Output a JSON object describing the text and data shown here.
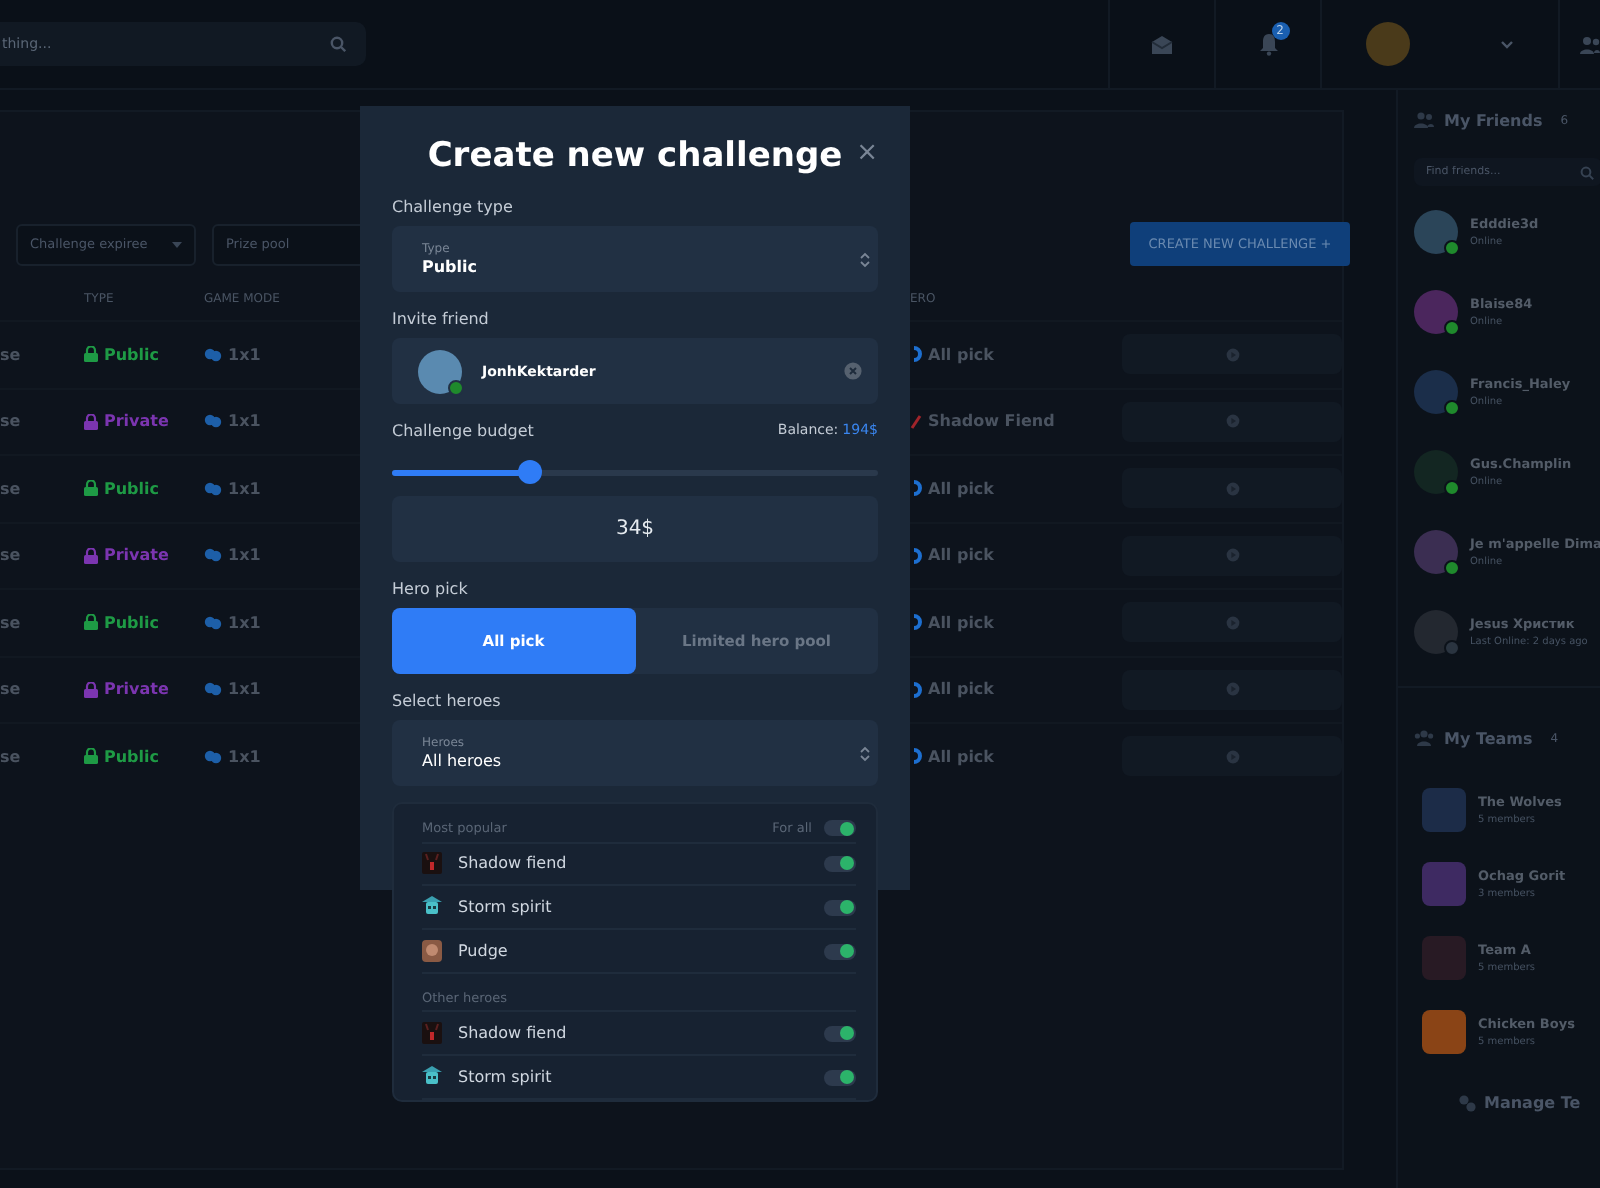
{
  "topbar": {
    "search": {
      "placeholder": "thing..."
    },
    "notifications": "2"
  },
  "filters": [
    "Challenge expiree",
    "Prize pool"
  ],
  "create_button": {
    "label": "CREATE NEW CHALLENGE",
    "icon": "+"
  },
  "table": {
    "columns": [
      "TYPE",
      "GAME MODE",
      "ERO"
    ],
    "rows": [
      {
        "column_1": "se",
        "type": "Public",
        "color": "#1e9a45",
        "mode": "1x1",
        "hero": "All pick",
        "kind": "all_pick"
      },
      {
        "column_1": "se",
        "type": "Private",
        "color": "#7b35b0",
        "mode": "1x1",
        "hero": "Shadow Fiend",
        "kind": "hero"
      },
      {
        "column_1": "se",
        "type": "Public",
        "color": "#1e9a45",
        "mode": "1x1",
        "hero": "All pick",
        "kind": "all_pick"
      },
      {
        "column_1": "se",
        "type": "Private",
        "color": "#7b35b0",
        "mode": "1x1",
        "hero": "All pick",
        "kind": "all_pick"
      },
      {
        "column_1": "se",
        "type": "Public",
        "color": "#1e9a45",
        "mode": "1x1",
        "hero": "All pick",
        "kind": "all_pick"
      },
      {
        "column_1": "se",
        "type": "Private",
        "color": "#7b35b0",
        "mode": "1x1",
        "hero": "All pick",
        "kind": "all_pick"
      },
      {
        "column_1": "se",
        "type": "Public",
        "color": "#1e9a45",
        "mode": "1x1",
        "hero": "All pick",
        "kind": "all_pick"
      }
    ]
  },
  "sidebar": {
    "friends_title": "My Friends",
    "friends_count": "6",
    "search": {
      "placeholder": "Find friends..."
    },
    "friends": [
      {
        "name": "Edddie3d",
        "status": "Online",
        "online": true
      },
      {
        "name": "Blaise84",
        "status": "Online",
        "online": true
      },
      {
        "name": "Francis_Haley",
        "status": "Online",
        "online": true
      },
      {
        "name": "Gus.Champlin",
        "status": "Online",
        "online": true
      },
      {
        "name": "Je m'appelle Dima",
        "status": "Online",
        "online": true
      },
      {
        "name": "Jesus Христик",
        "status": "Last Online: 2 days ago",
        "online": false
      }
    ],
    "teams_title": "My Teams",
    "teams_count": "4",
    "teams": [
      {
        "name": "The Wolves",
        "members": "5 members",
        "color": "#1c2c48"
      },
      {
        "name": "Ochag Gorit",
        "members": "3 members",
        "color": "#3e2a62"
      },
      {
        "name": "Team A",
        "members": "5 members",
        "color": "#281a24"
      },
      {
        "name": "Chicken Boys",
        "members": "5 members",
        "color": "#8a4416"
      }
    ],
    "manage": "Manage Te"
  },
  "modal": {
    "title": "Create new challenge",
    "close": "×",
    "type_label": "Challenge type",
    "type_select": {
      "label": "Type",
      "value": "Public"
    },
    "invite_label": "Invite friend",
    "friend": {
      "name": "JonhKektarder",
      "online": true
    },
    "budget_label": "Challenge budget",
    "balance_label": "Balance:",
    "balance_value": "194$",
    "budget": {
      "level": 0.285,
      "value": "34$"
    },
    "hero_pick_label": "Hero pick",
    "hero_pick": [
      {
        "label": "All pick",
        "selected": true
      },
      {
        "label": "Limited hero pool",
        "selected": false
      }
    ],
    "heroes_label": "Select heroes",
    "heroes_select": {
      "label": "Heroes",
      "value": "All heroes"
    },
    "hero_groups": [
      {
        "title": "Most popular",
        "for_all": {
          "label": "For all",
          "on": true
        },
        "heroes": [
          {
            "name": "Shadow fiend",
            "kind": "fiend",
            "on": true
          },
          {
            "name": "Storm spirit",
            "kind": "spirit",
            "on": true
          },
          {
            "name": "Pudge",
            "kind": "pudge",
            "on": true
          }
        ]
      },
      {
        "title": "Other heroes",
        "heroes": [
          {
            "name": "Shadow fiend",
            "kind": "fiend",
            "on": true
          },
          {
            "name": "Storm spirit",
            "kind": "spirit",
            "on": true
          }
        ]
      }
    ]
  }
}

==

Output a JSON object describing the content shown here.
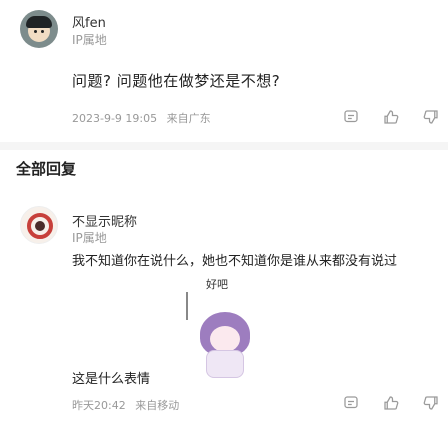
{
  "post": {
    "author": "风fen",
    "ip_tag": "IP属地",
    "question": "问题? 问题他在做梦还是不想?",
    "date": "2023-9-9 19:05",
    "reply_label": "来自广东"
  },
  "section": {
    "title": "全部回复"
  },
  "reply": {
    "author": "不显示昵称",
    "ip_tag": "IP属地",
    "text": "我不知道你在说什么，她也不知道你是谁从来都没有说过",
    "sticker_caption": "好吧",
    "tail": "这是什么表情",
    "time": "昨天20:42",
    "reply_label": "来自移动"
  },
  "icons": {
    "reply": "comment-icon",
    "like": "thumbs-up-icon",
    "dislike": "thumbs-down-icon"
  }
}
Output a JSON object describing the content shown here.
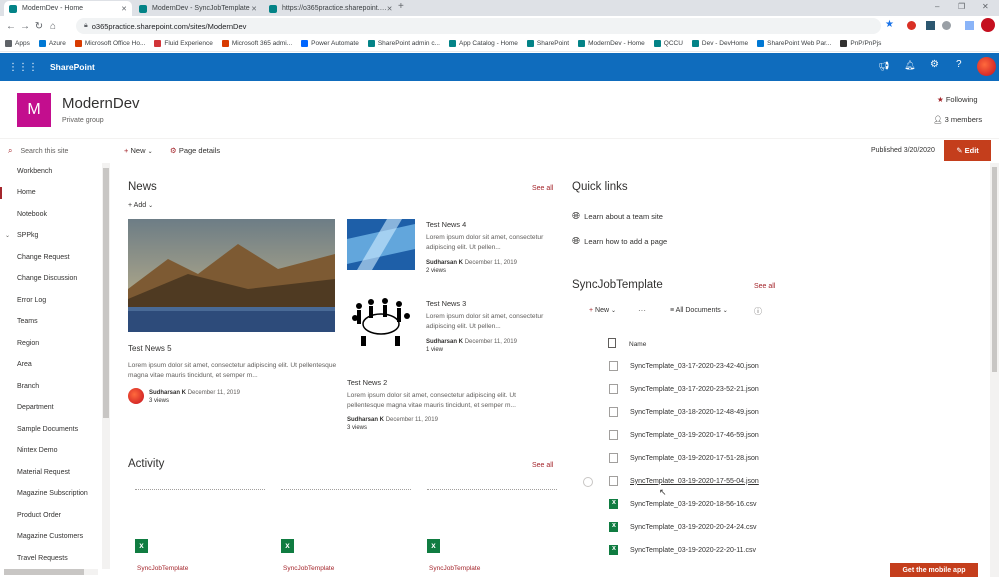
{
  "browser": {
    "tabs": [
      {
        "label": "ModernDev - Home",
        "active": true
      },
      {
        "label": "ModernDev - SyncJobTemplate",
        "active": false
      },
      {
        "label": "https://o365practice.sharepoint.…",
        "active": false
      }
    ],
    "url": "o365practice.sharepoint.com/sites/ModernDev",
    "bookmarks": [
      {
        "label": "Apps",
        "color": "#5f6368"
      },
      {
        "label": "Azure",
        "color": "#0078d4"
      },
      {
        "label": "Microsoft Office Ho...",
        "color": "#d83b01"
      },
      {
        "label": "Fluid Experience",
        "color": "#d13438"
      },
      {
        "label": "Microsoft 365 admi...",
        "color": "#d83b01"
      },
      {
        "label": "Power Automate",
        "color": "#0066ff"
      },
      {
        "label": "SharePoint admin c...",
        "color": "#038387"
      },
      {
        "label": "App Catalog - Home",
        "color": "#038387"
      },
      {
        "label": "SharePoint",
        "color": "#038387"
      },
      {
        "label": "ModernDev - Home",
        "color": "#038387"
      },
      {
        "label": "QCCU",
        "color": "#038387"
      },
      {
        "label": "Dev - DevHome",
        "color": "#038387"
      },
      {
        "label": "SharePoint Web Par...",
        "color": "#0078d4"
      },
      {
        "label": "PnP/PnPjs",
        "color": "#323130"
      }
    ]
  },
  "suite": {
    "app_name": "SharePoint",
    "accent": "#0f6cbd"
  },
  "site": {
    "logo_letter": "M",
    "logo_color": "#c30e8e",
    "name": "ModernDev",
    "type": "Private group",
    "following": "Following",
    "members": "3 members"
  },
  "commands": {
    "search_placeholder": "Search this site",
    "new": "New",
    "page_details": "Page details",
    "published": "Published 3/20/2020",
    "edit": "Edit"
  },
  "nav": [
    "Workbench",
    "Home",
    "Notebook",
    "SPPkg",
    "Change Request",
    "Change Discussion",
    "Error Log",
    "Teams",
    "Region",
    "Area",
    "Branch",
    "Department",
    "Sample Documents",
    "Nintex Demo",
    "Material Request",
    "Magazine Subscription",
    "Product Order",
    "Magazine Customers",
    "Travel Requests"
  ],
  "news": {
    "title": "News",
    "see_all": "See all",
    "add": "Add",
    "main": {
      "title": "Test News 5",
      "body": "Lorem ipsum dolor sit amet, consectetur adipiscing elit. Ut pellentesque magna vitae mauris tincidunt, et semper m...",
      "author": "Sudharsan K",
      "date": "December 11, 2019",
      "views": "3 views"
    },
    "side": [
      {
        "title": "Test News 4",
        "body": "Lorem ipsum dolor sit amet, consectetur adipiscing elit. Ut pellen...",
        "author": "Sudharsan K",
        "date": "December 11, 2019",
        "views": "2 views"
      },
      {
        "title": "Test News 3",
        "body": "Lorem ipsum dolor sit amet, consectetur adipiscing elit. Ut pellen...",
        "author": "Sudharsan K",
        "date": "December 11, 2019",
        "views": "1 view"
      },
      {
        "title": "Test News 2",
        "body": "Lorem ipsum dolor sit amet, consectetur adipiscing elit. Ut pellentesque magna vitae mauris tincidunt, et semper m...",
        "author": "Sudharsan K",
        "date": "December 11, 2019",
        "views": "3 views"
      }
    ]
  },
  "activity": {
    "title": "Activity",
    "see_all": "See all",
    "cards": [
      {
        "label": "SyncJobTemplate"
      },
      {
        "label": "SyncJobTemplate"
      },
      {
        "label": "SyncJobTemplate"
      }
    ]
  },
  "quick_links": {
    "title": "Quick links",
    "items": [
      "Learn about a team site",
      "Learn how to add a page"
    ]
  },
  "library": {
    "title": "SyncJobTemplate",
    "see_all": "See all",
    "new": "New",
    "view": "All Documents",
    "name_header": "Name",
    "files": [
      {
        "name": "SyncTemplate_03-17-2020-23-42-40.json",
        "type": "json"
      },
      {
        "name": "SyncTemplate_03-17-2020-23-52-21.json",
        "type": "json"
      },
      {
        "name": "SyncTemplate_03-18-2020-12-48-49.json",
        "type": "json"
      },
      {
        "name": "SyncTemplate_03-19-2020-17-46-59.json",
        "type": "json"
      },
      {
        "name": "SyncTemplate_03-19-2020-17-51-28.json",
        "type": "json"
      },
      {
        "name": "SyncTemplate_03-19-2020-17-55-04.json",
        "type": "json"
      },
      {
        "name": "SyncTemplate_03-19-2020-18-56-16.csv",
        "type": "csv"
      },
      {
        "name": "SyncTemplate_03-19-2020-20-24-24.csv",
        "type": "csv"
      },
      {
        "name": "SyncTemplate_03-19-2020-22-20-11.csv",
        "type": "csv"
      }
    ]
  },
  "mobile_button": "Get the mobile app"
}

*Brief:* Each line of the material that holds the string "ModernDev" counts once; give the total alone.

*Task answer:* 5